(Web page and app entries)
━━━━━━━━

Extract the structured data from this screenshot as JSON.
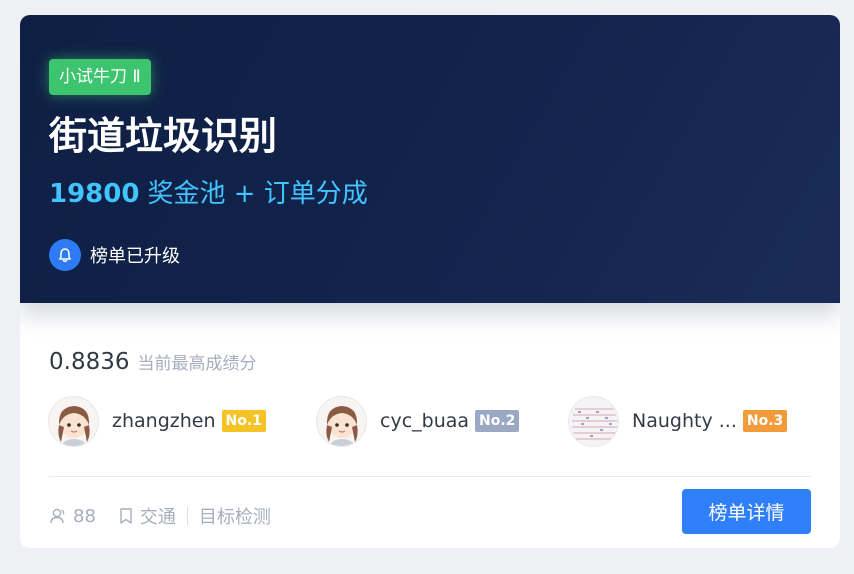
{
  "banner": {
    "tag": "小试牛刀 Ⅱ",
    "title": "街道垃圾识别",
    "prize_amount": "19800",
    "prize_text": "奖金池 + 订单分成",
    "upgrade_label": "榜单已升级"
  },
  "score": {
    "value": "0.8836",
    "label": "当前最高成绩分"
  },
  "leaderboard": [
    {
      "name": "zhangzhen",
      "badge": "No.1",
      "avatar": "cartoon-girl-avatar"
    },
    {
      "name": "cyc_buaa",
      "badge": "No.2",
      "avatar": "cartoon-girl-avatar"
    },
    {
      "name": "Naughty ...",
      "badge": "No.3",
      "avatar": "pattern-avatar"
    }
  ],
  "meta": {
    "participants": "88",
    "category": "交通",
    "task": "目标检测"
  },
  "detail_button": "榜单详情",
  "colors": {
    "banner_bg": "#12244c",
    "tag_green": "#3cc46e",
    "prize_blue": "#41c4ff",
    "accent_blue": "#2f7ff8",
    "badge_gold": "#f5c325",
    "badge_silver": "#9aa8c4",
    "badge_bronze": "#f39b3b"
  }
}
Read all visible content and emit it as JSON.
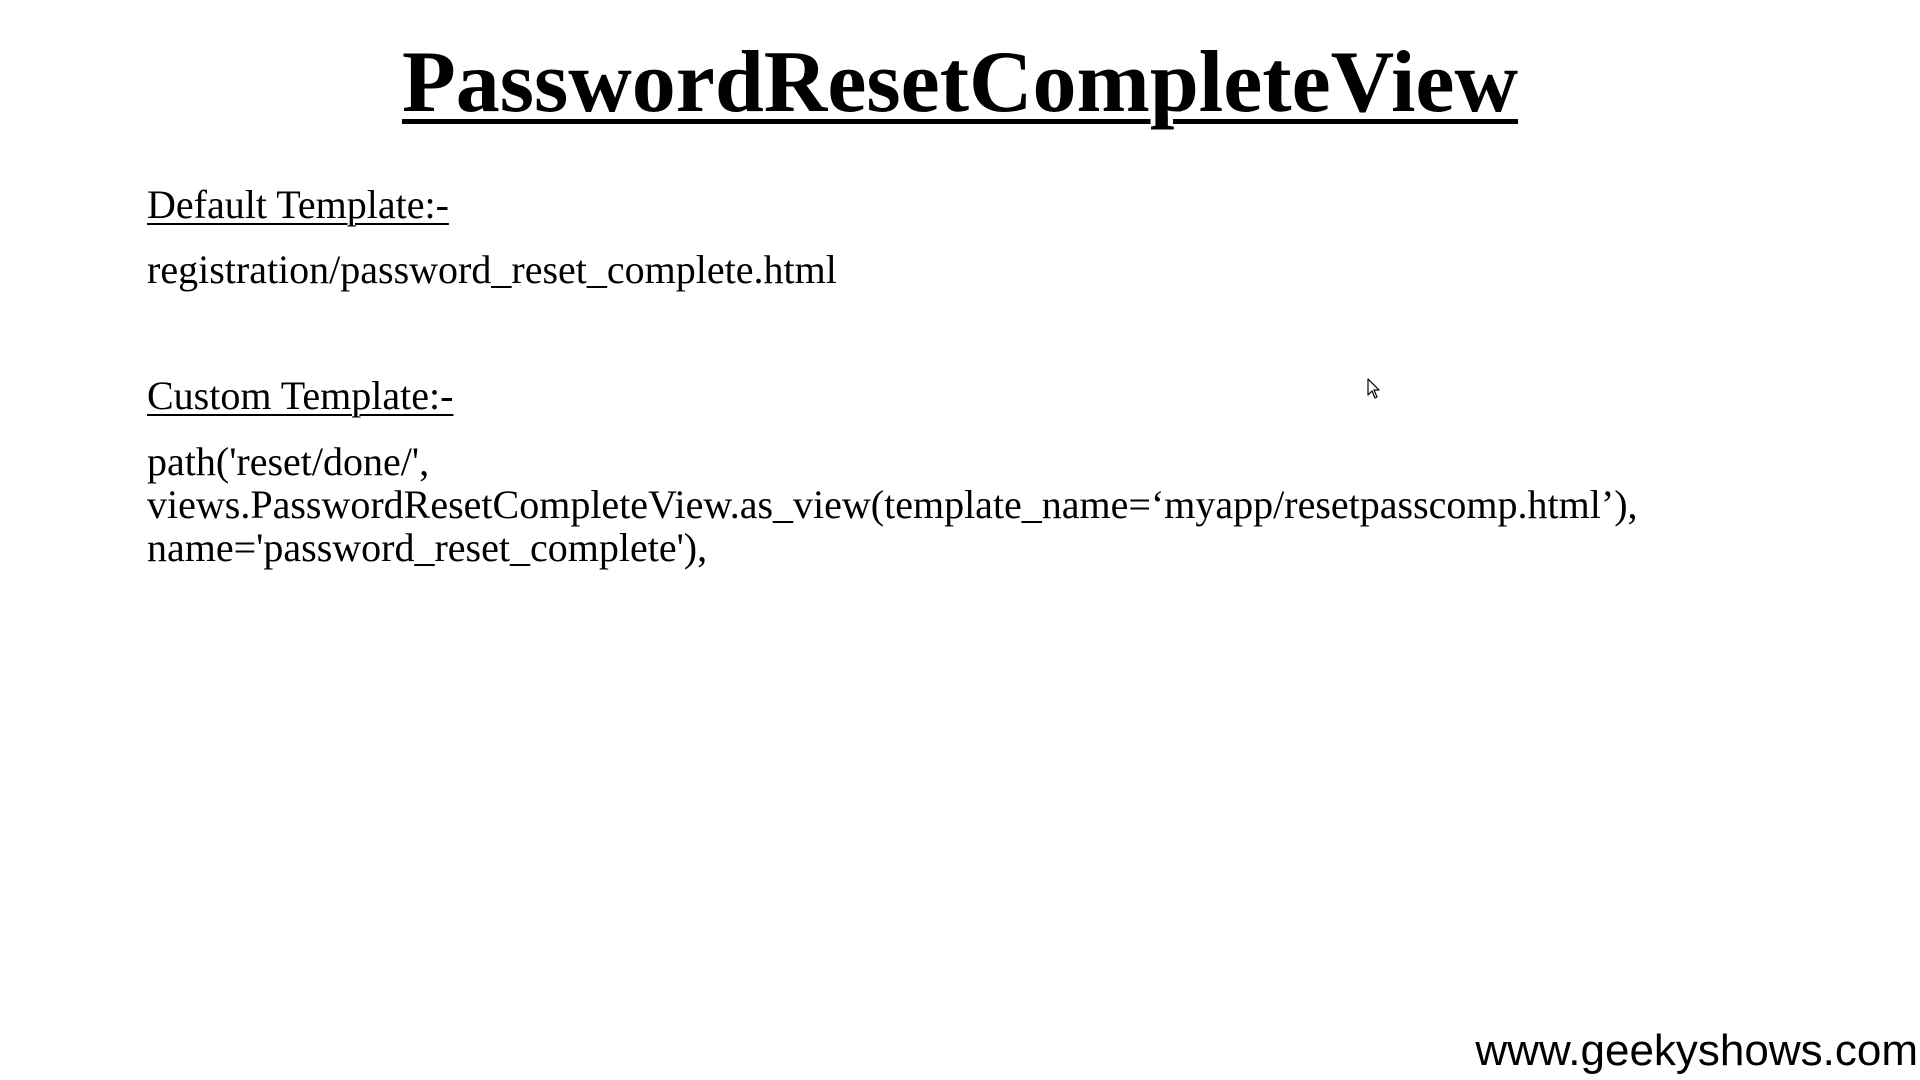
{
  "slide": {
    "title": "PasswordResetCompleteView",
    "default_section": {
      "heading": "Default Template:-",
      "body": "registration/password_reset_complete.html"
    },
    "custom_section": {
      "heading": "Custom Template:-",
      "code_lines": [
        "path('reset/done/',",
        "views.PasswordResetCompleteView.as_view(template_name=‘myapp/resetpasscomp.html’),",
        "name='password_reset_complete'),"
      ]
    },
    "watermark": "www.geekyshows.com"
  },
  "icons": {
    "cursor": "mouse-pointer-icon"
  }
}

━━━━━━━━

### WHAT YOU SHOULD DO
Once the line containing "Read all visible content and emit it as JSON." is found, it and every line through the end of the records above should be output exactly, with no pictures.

### ANSWER BOX
Read all visible content and emit it as JSON.
{
  "slide": {
    "title": "PasswordResetCompleteView",
    "default_section": {
      "heading": "Default Template:-",
      "body": "registration/password_reset_complete.html"
    },
    "custom_section": {
      "heading": "Custom Template:-",
      "code_lines": [
        "path('reset/done/',",
        "views.PasswordResetCompleteView.as_view(template_name=‘myapp/resetpasscomp.html’),",
        "name='password_reset_complete'),"
      ]
    },
    "watermark": "www.geekyshows.com"
  },
  "icons": {
    "cursor": "mouse-pointer-icon"
  }
}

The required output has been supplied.